Senator Hugh Scott, Pennsylvania Republican, stated it was “disturbing” to read President Kennedy’s letters to Arab rulers on repatriation and compensation of Arab refugees. He said “resettlement” was not even mentioned. He asked “Does this omission represent a change of view or repudiation of former policy?”
Senator Jacob K. Javits, New York Republican, called on Congress to restore to the Foreign Aid Bill a policy statement against Arab bias affecting American citizens. He said Congress should not abandon an anti-bias measure in the pending legislation because “in the present Near East situation, omission of clear language could easily be misunderstood and taken as encouragement to intensify discrimination against American citizens.”
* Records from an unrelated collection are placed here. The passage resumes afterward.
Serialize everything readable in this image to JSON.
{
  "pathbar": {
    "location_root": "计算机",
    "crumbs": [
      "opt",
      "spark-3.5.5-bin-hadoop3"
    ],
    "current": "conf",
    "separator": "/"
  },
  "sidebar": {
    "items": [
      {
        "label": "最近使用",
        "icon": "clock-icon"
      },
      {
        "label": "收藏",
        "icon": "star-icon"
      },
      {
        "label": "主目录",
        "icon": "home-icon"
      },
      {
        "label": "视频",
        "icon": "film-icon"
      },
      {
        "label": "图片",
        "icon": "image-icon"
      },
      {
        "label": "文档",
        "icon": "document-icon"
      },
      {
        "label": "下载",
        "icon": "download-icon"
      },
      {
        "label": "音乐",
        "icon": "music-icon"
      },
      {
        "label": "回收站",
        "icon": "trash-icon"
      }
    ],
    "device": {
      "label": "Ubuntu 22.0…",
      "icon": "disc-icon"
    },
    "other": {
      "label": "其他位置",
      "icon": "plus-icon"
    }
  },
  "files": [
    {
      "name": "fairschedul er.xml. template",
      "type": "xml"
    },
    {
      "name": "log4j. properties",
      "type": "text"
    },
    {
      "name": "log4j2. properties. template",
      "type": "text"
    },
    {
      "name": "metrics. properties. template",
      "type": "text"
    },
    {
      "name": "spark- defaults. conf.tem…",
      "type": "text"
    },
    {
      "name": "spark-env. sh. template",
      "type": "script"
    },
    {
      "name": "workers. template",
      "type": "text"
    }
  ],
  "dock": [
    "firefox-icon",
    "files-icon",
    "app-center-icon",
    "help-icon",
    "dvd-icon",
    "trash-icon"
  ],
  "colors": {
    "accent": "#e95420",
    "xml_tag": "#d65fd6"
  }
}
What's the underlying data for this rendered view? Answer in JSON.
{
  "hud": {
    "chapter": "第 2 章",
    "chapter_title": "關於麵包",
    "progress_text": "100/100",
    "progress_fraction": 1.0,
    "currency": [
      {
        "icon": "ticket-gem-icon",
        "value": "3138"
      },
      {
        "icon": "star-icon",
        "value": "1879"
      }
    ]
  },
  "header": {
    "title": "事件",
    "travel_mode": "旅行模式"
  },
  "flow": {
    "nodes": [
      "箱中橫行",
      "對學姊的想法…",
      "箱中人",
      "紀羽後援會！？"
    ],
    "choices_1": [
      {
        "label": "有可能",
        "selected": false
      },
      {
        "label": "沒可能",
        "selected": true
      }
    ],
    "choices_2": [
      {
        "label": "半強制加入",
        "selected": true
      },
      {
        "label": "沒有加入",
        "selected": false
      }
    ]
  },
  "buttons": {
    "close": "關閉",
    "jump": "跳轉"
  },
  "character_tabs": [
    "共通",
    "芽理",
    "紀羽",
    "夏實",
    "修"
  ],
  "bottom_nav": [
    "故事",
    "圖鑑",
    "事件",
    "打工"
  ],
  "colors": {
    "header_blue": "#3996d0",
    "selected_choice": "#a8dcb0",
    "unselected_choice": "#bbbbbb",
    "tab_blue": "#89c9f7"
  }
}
Senator Javits criticized President Kennedy’s omission of reference to “resettlement” of Arab refugees in the President’s letter to Arab leaders. He said the omission was “difficult to understand.” He pointed out that “such an omission invites speculation” about a softening of U.S. policy. He urged the U.S. to work for resettlement of Arab refugees in Arab lands where there is room and need for them, compensation for property abandoned in Israel, and an end to boycotts, discrimination and other obstacles to the free flow of trade and regional development.
In the House, Rep. Victor Anfuso, New York Democrat, today warned against arguments being advanced by Washington officials “in high places, who believe that by appeasing Nasser the United States will be able to thwart further Soviet penetration in the Middle East and Africa.” He termed such notions “fallacious” and said Washington “must take into account the simple fact that the United Arab Republic is governed by an unscrupulous regime, which has sought to play East against West.”